Many years ago, when I was freelance developer, I became interested in building a product. As I investigated what that would take, I discovered that the success of the product would hinge on my ability to market it. I was a great developer, but I had no marketing experience.

I emailed in this question to, “Startups For the Rest of Us”:

Do I have to learn marketing? Or can I just find an excellent marketer and partner with them to launch a product?

My rationale was that it’s more impactful to be a specialist than to try and master another field. Rob Walling and Mike Taber, both experienced software entrepreneurs, responded that I needed to learn marketing.

I remember Rob saying that he felt pretty strongly that you had to develop some level of marketing acumen to be successful. In the years since, Rob has gone on to launch and sell Drip and develop a startup accelerator, Tiny Seed.

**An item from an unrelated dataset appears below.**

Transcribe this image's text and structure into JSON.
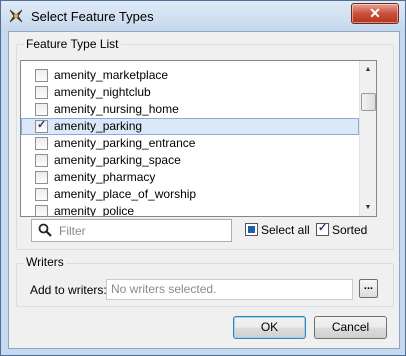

He’s someone I admire, someone who knows what he’s talking about. But he was also wrong.

Since I submitted that question, I’ve met several people who were strong developers and partnered with people who were great marketers to quickly grow and sell their startup. And I’ve met many more good developers that couldn’t figure out the marketing side of digital products and never attained anything substantial.

One of the challenges we all face is what ideas we should accept and what ideas we should challenge. If you don’t learn from others’ experience, then you’ll have to develop your own experience- which is a slow and painful option. But if you accept the perspectives of others, you will also be limited by them. Their perspective, strengths, and weaknesses bound yours.

For any decision that matters, when it comes to the advice of others, you should question it and test it. You’re different and your environment is different. Small hurdles for others may be impossible walls to you. What are iron shackles to someone else may just be paper chains around your wrists.